=== DATA UNDER STUDY ===

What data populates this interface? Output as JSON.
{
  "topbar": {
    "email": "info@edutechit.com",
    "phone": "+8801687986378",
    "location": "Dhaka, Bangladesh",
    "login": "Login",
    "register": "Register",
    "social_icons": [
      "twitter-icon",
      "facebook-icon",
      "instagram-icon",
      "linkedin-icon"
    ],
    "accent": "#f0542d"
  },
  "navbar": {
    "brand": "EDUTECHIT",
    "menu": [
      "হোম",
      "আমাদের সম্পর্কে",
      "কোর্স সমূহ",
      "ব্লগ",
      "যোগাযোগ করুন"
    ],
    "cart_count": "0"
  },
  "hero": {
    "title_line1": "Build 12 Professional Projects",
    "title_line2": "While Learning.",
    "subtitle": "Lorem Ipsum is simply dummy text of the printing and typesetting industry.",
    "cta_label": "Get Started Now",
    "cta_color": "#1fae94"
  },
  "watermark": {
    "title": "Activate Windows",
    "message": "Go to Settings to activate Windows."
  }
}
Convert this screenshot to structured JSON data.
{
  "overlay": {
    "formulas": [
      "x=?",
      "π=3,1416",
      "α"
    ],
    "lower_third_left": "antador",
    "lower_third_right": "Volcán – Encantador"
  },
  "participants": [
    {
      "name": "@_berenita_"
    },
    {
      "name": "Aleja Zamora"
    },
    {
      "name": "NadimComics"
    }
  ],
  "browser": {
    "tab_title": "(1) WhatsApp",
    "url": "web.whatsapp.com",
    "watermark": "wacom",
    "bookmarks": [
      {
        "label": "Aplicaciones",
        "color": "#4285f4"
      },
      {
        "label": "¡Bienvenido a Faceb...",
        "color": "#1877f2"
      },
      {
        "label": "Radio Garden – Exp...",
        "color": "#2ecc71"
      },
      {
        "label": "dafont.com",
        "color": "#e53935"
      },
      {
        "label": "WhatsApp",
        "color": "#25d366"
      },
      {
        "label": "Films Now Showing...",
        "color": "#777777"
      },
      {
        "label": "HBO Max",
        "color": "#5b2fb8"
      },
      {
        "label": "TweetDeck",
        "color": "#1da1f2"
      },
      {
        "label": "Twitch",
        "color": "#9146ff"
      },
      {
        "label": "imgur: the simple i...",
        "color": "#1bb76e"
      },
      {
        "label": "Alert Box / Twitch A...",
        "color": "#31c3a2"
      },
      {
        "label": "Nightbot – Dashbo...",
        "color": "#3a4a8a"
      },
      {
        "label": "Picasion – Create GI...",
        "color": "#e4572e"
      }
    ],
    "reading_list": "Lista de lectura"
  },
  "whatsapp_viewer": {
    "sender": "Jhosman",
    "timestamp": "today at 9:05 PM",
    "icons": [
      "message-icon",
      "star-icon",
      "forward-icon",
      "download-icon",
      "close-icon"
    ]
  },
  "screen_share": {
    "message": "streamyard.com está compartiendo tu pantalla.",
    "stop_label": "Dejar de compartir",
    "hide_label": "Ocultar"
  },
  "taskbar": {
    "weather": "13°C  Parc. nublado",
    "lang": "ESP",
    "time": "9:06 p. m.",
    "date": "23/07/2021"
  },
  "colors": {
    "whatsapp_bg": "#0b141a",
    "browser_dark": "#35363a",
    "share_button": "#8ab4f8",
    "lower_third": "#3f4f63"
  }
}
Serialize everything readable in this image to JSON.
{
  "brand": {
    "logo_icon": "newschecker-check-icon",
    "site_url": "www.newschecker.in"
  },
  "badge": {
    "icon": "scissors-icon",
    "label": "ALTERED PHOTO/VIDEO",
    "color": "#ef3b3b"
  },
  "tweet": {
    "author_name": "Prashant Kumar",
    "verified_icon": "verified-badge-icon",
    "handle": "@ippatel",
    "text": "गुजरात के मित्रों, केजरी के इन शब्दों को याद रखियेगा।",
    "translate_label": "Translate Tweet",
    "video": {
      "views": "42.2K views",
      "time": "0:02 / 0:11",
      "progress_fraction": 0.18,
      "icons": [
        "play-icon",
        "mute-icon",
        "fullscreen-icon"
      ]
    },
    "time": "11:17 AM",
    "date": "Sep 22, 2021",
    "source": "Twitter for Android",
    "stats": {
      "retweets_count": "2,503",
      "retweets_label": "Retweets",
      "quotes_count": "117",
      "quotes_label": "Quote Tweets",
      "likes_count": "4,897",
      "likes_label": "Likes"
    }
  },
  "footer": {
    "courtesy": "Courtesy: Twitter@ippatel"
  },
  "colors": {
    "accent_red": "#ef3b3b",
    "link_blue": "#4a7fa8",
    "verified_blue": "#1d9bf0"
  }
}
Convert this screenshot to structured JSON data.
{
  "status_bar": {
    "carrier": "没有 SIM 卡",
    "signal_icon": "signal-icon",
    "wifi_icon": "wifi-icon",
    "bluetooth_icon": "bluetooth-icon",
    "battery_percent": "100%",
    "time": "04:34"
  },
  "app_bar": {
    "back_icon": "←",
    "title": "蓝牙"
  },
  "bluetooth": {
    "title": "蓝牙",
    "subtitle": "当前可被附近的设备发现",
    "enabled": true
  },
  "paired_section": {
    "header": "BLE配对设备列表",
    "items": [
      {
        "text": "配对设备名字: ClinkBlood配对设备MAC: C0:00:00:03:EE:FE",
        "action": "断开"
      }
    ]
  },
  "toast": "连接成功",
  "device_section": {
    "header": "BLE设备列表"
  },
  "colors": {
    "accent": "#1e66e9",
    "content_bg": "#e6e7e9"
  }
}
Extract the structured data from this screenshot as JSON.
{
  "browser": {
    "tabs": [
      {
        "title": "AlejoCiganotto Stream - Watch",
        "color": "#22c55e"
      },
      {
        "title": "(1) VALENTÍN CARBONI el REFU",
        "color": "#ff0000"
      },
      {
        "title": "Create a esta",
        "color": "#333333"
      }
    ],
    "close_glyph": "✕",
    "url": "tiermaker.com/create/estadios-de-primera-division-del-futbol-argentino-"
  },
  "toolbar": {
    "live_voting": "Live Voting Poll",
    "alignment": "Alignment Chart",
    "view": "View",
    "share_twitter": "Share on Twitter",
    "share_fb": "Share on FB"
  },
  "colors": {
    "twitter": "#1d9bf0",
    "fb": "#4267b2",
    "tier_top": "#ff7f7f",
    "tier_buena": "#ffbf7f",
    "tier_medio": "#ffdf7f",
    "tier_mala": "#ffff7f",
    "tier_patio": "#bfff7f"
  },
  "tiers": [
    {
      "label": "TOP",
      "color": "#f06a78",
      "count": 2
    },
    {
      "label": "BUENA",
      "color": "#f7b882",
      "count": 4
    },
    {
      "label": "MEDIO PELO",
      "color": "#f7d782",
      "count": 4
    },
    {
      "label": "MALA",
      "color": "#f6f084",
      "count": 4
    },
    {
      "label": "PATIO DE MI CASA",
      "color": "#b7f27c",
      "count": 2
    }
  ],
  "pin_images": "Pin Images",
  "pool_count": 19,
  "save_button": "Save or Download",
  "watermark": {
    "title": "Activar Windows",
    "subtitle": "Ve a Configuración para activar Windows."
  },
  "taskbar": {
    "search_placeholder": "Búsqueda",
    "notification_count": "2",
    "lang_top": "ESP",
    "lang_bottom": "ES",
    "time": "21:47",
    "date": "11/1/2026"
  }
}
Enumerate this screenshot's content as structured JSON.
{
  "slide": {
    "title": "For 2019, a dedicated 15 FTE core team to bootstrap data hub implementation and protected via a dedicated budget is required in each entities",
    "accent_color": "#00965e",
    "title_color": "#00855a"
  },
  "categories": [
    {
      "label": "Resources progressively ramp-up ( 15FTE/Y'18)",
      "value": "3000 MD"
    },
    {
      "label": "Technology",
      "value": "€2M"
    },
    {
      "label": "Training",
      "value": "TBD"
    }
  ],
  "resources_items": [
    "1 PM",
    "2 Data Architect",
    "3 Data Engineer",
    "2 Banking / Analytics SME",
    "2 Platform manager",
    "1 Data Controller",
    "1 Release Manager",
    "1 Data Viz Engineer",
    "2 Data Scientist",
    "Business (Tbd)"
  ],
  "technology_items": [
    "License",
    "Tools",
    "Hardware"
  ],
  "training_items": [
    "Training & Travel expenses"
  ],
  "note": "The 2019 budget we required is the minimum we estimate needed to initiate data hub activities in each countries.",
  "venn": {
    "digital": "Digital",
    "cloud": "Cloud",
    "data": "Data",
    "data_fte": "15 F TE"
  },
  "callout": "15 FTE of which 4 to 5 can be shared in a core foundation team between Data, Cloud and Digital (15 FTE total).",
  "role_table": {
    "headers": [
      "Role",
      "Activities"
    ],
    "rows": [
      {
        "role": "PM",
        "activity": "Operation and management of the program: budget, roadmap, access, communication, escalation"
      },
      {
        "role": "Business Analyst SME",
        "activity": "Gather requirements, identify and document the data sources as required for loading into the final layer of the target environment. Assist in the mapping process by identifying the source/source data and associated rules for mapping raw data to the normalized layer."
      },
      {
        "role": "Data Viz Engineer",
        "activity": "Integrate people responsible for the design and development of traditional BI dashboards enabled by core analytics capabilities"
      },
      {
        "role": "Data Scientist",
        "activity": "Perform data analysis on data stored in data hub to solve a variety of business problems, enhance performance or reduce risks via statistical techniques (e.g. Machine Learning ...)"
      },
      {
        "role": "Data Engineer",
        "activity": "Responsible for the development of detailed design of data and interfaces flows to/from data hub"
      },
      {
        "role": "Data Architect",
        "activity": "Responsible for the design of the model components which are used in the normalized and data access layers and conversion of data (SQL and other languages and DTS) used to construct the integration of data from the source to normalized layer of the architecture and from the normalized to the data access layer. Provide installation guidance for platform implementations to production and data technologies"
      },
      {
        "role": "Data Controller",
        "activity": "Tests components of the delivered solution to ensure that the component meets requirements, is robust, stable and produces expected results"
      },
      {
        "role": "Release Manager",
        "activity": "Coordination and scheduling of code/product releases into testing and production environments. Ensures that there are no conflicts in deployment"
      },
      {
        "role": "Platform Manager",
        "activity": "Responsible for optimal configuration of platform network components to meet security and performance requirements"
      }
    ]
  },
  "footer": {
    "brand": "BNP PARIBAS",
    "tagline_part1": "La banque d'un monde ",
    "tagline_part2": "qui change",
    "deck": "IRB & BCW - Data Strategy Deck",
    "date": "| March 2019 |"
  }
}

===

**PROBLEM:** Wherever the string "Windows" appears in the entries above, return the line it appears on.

**SOLUTION TO THE PROBLEM:**
    "title": "Activate Windows",
    "message": "Go to Settings to activate Windows."
    "title": "Activar Windows",
    "subtitle": "Ve a Configuración para activar Windows."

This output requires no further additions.